The list of criticisms was long, but, they declared, the EU seems ill equipped to do something about it.
"There are clear regional characteristics that appear across eastern Europe and the risk is that the lessons we learn in one country as it develops are not transferred to the next country," British prosecutor Rupert Vining said.
"We repeatedly see difficulties around party finances," he continued. "We also see the issue of possession of unexplained wealth by senior public figures."
Mr Vining worked as an expert on combating corruption in "peer review" missions on behalf of the European Commission to assess the situation in Romania and Bulgaria during their accession process, as well as in the now candidate country Croatia and potential candidate Montenegro.
He told the audience that he had thought before he went that it would be difficult to explain to the people in the region what unjustified assets meant and how they could be dealt with.
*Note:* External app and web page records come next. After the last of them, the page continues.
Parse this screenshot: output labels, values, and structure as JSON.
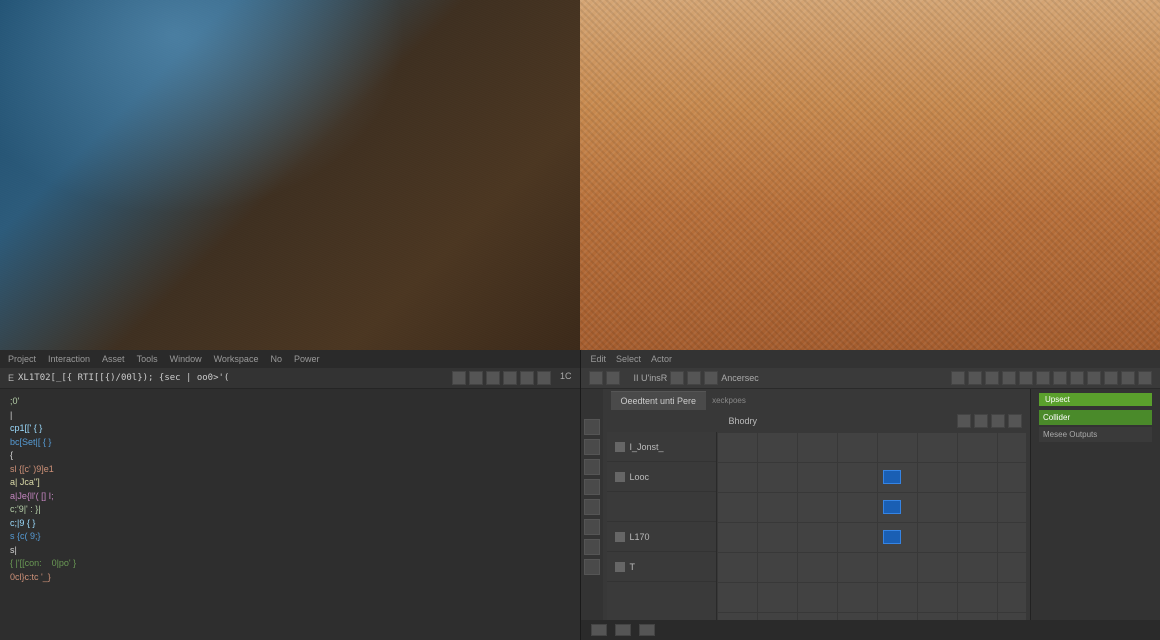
{
  "menubar": {
    "items": [
      "Project",
      "Interaction",
      "Asset",
      "Tools",
      "Window",
      "Workspace",
      "No",
      "Power"
    ]
  },
  "code_toolbar": {
    "expression": "XL1T02[_[{ RTI[[{)/00l});  {sec | oo0>'("
  },
  "code": {
    "lines": [
      {
        "t": ";0'",
        "c": "num"
      },
      {
        "t": "|",
        "c": "pun"
      },
      {
        "t": "cp1[[' { }",
        "c": "var"
      },
      {
        "t": "bc[Set|[ { }",
        "c": "kw"
      },
      {
        "t": "{",
        "c": "pun"
      },
      {
        "t": "sl {[c' )9]e1",
        "c": "str"
      },
      {
        "t": "a| Jca'']",
        "c": "fn2"
      },
      {
        "t": "a|Je{ll'( [] I;",
        "c": "op"
      },
      {
        "t": "c;'9|' : }|",
        "c": "num"
      },
      {
        "t": "c;|9 { }",
        "c": "var"
      },
      {
        "t": "s {c( 9;}",
        "c": "kw"
      },
      {
        "t": "s|",
        "c": "pun"
      },
      {
        "t": "{ |'[[con:    0|po' }",
        "c": "cm"
      },
      {
        "t": "0cl}c:tc '_}",
        "c": "str"
      }
    ]
  },
  "right_top": {
    "items": [
      "Edit",
      "Select",
      "Actor"
    ]
  },
  "timeline": {
    "tab": "Oeedtent unti Pere",
    "secondary": "xeckpoes",
    "prop_label": "Bhodry",
    "tracks": [
      {
        "label": "I_Jonst_",
        "icon": true
      },
      {
        "label": "Looc",
        "icon": true
      },
      {
        "label": "",
        "icon": false
      },
      {
        "label": "L170",
        "icon": true
      },
      {
        "label": "T",
        "icon": true
      }
    ],
    "keys": [
      {
        "row": 1,
        "col": 4
      },
      {
        "row": 2,
        "col": 4
      },
      {
        "row": 3,
        "col": 4
      }
    ]
  },
  "sidebar": {
    "header": "Upsect",
    "items": [
      "Collider",
      "Mesee Outputs"
    ]
  }
}
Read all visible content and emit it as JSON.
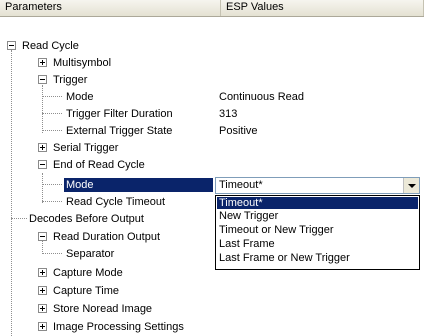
{
  "header": {
    "col_parameters": "Parameters",
    "col_values": "ESP Values"
  },
  "tree": {
    "read_cycle": "Read Cycle",
    "multisymbol": "Multisymbol",
    "trigger": "Trigger",
    "trigger_mode": "Mode",
    "trigger_mode_value": "Continuous Read",
    "trigger_filter_duration": "Trigger Filter Duration",
    "trigger_filter_duration_value": "313",
    "external_trigger_state": "External Trigger State",
    "external_trigger_state_value": "Positive",
    "serial_trigger": "Serial Trigger",
    "end_of_read_cycle": "End of Read Cycle",
    "end_mode": "Mode",
    "read_cycle_timeout": "Read Cycle Timeout",
    "decodes_before_output": "Decodes Before Output",
    "read_duration_output": "Read Duration Output",
    "separator": "Separator",
    "capture_mode": "Capture Mode",
    "capture_time": "Capture Time",
    "store_noread_image": "Store Noread Image",
    "image_processing_settings": "Image Processing Settings"
  },
  "mode_combo": {
    "selected": "Timeout*",
    "options": [
      "Timeout*",
      "New Trigger",
      "Timeout or New Trigger",
      "Last Frame",
      "Last Frame or New Trigger"
    ],
    "highlighted_index": 0
  },
  "colors": {
    "selection": "#0a246a",
    "header_bg": "#ece9d8",
    "combo_border": "#7f9db9"
  },
  "icons": {
    "expanded": "minus-box-icon",
    "collapsed": "plus-box-icon",
    "dropdown": "chevron-down-icon"
  }
}
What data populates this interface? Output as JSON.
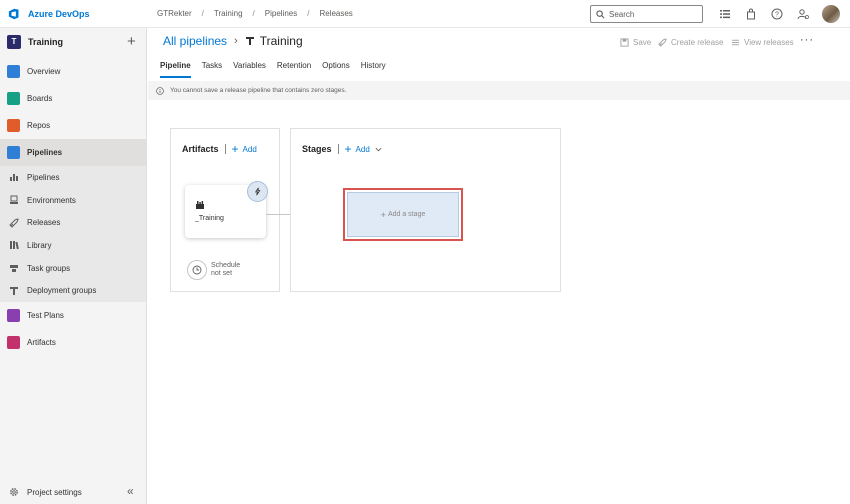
{
  "app": {
    "name": "Azure DevOps"
  },
  "breadcrumb": [
    "GTRekter",
    "Training",
    "Pipelines",
    "Releases"
  ],
  "search": {
    "placeholder": "Search"
  },
  "project": {
    "initial": "T",
    "name": "Training"
  },
  "nav": {
    "items": [
      {
        "label": "Overview",
        "color": "#2f7fd6"
      },
      {
        "label": "Boards",
        "color": "#16a085"
      },
      {
        "label": "Repos",
        "color": "#e05c2a"
      },
      {
        "label": "Pipelines",
        "color": "#2f7fd6"
      }
    ],
    "sub_items": [
      "Pipelines",
      "Environments",
      "Releases",
      "Library",
      "Task groups",
      "Deployment groups"
    ],
    "items_after": [
      {
        "label": "Test Plans",
        "color": "#8a3fb0"
      },
      {
        "label": "Artifacts",
        "color": "#c2316b"
      }
    ],
    "settings_label": "Project settings"
  },
  "page": {
    "parent_link": "All pipelines",
    "title": "Training",
    "actions": {
      "save": "Save",
      "create_release": "Create release",
      "view_releases": "View releases"
    },
    "tabs": [
      "Pipeline",
      "Tasks",
      "Variables",
      "Retention",
      "Options",
      "History"
    ],
    "active_tab": "Pipeline",
    "info_message": "You cannot save a release pipeline that contains zero stages."
  },
  "artifacts_panel": {
    "title": "Artifacts",
    "add_label": "Add",
    "artifact_name": "_Training",
    "schedule_line1": "Schedule",
    "schedule_line2": "not set"
  },
  "stages_panel": {
    "title": "Stages",
    "add_label": "Add",
    "add_stage_label": "Add a stage"
  },
  "colors": {
    "accent": "#0078d4",
    "highlight_border": "#d9534f"
  }
}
"But instead, I had no difficulty at all, because in each country I worked, people could immediately think of examples of who had what and how they couldn't possibly afford it on the €300 to €600 salary they were earning per month," Mr Vining said.
The British prosecutor stressed that the EU does not have unified rules and procedures on issues such as party financing. Still, that was no reason not to reform and impose as much transparency as possible, he said, because there was a "new era now, and people in the EU are getting tired of accession candidates who don't apply the appropriate standards and then backslide when they join the EU."
At the same time, Mr Vining argued that it was not realistic to believe that accession candidate countries can "fry the big fish", or deliver convictions in complex cases of high-level corruption in the very short time frame ahead of accession, especially since the people concerned are in power or connected to high-ranking officials.
Monica Macovei, a former Romanian justice minister acclaimed by the European Commission and the European Parliament for her reforms on the eve of EU accession, also stressed the difficulties of "fighting political corruption in a country where corrupt politicians have the power to change laws and adopt measures to protect themselves."
The former minister, a member of no political party and fired just four months after accession during a cabinet reshuffle, said that after Romania joined the EU, the politicians started to "undo" the reforms started only a couple of years before.
Ms Macovei said the pre-accession period was the only time the EU had enough leverage to push for actual reforms and obtain first results.
Yet a Croatian panelist, Natasha Srdoc from the pro-free-market Adriatic Institute of Public Policy, denounced the "very soft report" published by the European Commission earlier this month on the progress of her country.
She criticised the perspective of concluding negotiations by the end of 2009 - a schedule suggested by enlargement commissioner Olli Rehn, and denounced the recent contract killings of critical journalists, and the "widespread corruption" noted in the commission report.
She also warned of the strength of organised crime in the country, saying there was a "much stronger underground network than in Serbia, [and this] includes the intelligence services."
"There is not enough pressure now to reform before accession to the EU and NATO. Once a country is in the EU, the chances for reforms are lost," Ms Srdoc said, demanding "international monitoring" of Croatia, as the authorities were, in her view, incapable of dealing with these challenges.